Stop Judging Me for Liking IPAs
The official beer of America is the India pale ale, whether you like it or not.
Written by Alex Weaver
Photography by AW and J. Travis Smith
A couple months back, I was touring a Massachusetts brewery with the founder and head brewer. The space was cavernous, all gleaming stainless steel and untouched cement floors. It wasn’t scheduled to open for a while, so as we got to the guts of the operation — massive fermenters, mash tuns, and the like — I asked the guys what types of beer they’d be making first.
“What types of beer do you like?” the brewer asked back.
“I love IPAs,” I said.
“Of course you do,” he chortled.
Incredulous, I laughed it off. But honestly: I was fucking pissed.
I’m tired of being judged for my affinity toward IPAs, told by friends or random bartenders I really should branch out and try the pilsner. Or the hefeweizen. Or this new pomegranate sour because OMG it’s amazing. I don’t fucking like pilsners. Mind your own business.
I get it. The IPA wave that came looming over America like a great tsunami back around 2011 was expected to lay waste to our palates for a while before breaking and rolling back onto some distant shore. The town would be rebuilt, proper order restored. Soon we’d go back to our lagers and we’d like it.
The IPA wave that came looming over America like a great tsunami back around 2011 was expected to lay waste to our palates for a while before breaking and rolling back onto some distant shore.
But to the surprise of many in the industry, that wave hasn’t yet crested. The IPA trend isn’t a trend at all but the status quo; the official beer of America is the India pale ale, whether you like it or not.
This is a gift and a curse. Along with an unprecedented number of craft breweries in the U.S. has come a heightened interest in drinking the hop juice, and vice versa. Demand is high.

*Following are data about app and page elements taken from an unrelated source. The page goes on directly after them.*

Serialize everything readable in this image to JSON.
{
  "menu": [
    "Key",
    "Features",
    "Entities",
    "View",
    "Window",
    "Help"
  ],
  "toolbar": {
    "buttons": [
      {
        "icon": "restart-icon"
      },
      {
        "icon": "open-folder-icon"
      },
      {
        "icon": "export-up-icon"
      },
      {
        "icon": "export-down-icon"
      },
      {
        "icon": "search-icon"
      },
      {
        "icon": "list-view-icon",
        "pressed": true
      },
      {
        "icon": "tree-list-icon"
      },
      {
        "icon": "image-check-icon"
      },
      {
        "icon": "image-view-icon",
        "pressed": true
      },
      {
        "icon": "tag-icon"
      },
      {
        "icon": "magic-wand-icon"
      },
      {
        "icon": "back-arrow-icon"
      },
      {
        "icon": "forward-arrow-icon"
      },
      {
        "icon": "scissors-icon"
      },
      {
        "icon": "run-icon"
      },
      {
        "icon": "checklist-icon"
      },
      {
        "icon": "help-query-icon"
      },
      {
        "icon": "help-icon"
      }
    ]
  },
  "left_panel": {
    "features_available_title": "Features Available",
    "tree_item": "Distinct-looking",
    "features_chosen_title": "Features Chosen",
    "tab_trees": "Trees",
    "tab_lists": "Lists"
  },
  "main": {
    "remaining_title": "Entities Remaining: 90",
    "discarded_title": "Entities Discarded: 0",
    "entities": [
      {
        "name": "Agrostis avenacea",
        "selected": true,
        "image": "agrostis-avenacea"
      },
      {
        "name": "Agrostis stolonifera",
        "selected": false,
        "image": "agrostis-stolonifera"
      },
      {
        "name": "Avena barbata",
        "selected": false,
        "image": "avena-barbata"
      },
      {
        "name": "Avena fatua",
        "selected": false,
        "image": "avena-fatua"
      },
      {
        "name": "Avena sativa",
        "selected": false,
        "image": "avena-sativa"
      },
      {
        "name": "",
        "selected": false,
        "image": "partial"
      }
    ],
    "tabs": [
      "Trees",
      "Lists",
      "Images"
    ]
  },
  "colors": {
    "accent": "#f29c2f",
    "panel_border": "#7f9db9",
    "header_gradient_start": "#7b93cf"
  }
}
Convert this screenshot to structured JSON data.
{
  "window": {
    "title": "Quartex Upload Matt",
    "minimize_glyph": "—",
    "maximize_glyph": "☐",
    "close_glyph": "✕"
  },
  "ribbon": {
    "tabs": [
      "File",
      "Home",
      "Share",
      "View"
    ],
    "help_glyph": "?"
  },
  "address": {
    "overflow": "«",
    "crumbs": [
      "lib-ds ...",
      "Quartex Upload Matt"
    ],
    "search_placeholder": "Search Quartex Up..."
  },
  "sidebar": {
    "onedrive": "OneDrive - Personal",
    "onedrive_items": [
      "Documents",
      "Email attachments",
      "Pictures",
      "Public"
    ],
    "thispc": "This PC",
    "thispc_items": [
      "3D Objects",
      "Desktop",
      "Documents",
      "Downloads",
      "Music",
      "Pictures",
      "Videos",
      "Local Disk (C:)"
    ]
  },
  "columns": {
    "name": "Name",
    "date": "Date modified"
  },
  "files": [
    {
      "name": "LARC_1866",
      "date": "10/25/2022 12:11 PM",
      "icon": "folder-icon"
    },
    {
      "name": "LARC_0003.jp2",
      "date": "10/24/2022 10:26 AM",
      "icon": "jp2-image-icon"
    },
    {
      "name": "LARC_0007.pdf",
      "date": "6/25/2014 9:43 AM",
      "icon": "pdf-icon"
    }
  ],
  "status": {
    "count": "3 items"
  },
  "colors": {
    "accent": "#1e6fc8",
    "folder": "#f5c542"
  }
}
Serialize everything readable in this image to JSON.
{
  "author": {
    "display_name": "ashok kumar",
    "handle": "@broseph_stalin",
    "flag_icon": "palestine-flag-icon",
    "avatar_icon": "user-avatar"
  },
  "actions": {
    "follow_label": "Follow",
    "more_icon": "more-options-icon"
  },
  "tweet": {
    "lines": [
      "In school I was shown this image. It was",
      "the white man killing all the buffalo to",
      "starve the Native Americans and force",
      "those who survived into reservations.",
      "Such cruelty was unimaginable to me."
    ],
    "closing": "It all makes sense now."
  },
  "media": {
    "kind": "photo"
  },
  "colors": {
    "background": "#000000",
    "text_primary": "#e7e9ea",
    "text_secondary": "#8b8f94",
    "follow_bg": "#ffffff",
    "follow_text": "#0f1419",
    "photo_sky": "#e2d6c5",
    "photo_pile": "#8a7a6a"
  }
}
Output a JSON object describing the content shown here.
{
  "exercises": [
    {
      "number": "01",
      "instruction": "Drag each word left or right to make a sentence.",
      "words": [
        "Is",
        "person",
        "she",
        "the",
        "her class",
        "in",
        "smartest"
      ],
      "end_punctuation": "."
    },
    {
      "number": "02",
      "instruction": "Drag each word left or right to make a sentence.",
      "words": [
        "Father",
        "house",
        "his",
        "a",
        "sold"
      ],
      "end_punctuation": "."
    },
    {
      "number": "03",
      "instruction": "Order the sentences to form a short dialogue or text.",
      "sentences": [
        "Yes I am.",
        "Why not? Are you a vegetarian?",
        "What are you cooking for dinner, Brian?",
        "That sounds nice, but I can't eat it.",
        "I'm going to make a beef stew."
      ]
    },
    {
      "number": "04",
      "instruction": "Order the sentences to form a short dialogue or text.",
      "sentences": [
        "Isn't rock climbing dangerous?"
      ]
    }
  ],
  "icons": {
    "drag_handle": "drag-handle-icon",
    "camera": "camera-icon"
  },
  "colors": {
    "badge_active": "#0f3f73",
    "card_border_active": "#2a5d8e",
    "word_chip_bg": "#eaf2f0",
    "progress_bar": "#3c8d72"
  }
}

Taprooms are booming. Everyone seems pretty happy. But the undercurrent here isn’t necessarily as rosy: It’s hard to make it as a craft brewery right now without offering at least a few quality IPAs, if not a whole bunch. Not every brewer wants to focus on hops all the time.
Which brings me back to my brewery tour. I didn’t appreciate the snap judgement — “This damn kid and his damn IPAs…” — but I feel for the head brewer, too. He’d been brewing classic styles for decades but times, and tastes, have changed.
Trying new beers is something I wholeheartedly support. And while I don’t always drink IPAs, it’s the style I return to time and time again. Part of the beauty of so many breweries making so much fantastic beer these days is that the variation within a certain style is immense — competition begets creativity. The tsunami forces innovation.
I won’t judge your beer order if you don’t judge mine. Unless you get a pilsner. Those things are fucking gross, dude.